For interest sake, the interspersed pictures our of a party we attended yesterday, the poses were cracking me up. Culturally, people try not to smile for photos unless they get too nervous and smile anyways...
Two years draw to a close, our first term as SIM overseas workers in Ethiopia nears completion. A relatively short time, in which we have aged at least seven years, it’s been sweet, stretching and revealing. At times we’ve intimately felt the nearness, comfort and affirmation of God and other times, we wonder what in the world we’ve done. But it’s been good. So (in a completely non-cliche way) good. To leave home and learn how to live all over again. I think you would laugh if you saw us in a myriad of new situations, us trying to act nonchalant like we’ve been doing this all our lives, when inside our thoughts resound, “What?!?"
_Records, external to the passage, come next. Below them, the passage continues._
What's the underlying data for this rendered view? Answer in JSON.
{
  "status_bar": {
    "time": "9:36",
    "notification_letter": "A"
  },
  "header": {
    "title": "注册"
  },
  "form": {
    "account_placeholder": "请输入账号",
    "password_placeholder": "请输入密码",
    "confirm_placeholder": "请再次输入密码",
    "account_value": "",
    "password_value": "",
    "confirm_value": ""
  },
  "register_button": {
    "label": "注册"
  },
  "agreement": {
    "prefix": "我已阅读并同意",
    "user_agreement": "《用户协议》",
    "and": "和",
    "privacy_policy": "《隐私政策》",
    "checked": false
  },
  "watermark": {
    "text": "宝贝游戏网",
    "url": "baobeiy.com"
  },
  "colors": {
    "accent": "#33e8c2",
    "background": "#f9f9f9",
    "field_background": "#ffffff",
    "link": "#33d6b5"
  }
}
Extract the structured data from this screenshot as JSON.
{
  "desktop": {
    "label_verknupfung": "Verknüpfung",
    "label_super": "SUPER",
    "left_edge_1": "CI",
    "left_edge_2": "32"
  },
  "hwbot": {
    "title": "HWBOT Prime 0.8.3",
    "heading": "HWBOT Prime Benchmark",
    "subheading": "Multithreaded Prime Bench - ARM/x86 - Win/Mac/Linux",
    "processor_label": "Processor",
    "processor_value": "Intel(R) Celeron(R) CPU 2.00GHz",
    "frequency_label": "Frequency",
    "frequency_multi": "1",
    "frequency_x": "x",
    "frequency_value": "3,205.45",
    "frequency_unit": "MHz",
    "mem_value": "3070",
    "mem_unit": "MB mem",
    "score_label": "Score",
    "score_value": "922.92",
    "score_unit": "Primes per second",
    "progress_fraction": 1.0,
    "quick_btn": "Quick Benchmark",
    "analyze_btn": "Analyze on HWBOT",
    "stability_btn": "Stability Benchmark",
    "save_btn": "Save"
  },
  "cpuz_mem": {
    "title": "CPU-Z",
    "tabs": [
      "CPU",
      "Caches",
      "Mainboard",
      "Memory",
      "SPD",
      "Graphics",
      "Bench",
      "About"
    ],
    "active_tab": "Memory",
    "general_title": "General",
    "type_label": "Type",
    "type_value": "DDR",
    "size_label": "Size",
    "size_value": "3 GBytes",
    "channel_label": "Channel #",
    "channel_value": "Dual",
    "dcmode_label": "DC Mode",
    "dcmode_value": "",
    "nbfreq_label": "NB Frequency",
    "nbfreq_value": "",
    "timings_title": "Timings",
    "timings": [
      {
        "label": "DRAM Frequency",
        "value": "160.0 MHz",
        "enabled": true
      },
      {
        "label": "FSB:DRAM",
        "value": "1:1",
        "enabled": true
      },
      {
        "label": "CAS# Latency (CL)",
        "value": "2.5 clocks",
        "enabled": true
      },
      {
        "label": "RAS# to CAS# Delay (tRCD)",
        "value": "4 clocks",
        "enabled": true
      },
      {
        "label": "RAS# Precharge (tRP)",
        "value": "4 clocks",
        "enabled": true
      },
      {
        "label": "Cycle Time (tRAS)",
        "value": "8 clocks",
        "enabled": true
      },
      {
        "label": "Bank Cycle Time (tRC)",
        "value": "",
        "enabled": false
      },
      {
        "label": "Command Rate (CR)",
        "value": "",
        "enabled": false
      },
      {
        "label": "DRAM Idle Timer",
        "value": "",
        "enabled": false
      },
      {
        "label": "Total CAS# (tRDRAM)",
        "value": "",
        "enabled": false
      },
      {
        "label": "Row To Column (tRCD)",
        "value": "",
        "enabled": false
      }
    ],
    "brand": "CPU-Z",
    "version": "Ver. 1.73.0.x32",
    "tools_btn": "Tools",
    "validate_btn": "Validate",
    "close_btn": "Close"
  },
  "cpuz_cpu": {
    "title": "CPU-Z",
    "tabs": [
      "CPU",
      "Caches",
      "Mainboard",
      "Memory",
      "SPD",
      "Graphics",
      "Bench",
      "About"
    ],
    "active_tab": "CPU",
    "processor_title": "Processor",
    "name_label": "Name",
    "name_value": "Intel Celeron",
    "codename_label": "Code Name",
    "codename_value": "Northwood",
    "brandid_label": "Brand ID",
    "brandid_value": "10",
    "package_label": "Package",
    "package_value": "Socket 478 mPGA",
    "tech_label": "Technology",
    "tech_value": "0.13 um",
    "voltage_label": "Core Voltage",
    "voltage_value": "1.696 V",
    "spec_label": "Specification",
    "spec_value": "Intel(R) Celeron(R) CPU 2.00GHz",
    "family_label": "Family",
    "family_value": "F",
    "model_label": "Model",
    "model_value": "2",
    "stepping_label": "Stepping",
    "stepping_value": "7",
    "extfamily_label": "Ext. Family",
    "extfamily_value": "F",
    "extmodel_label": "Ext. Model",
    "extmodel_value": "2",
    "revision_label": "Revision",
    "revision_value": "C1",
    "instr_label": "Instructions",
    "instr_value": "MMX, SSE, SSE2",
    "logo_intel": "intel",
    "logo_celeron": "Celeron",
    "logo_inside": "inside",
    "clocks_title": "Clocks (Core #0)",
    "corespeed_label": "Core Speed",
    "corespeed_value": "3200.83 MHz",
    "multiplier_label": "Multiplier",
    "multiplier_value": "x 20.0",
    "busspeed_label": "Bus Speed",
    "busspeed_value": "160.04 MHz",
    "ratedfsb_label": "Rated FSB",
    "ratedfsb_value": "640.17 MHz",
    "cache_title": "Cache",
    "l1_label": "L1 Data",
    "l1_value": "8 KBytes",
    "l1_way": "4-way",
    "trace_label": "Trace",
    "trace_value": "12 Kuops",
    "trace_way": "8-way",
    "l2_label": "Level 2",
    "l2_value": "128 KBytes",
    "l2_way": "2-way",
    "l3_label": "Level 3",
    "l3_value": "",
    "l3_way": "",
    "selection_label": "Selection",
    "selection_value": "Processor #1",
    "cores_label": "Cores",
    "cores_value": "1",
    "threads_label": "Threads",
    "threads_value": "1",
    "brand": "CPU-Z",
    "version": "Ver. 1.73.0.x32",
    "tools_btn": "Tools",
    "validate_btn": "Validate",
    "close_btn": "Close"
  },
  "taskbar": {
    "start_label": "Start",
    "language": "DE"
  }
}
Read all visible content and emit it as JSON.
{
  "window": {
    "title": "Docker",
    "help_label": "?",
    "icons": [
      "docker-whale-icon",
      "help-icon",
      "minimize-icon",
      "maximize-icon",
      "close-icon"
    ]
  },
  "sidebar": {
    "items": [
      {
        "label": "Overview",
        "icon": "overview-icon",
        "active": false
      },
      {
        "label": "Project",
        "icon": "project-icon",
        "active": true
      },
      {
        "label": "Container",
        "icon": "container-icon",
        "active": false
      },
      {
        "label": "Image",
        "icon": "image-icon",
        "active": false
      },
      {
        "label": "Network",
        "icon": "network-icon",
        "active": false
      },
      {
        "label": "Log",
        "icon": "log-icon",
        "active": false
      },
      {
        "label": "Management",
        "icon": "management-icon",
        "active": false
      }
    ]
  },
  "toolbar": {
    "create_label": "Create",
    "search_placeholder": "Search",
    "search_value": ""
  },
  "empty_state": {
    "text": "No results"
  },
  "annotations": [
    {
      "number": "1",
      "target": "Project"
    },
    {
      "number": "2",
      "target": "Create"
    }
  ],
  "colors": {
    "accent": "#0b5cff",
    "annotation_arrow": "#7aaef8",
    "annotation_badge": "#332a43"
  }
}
The mother and father are flanking the women in the middle, who insisted on holding the baby in pictures.
As we look to our first home assignment, we’ve taken cues from many fellow colleagues to hear about this time of amazing, this time of transition, this time of travel, this time of chaos, this time of the USA’s food abundance and our major goal for it is for Jon and I not to kill each other. Err.
Just kidding, but we have heard horror stories of how if not managed well, we may very well go crazy. Add on top of this, my weak gift in organization and you know, we’ll need lots of grace. We’re overwhelmed (in the best way) with love and thankfulness, for you, our people. Those who have stood in the gap for us and the Awi people. The many who pray, give, laugh and cry with our stories. Our main goals are truly to refresh and connect with as many people as possible, while staying connected ourselves!
Would you let us know if you want to catch up? If you are a quiet reader or if we don’t know you, we still love you and would be thrilled to hear from you, too. :) We are going to try to do get-togethers in different regions and we would love to have you join in the fun, because it will be fun (if I am not too impossibly awkward) and if we can swing it, this will involve much Ethiopian coffee.
Now, heads down, we press forward, there’s so much we want to do before our departure in June!
And just because this woman needs her own side story:
Inside the mud houses are really dark as usually the only light is coming in through the door. She wanted her picture taken but when the red light flashed at her, pre-flash, she had such a shock that the whole room erupted into laughter and she didn’t calm down for a few minutes.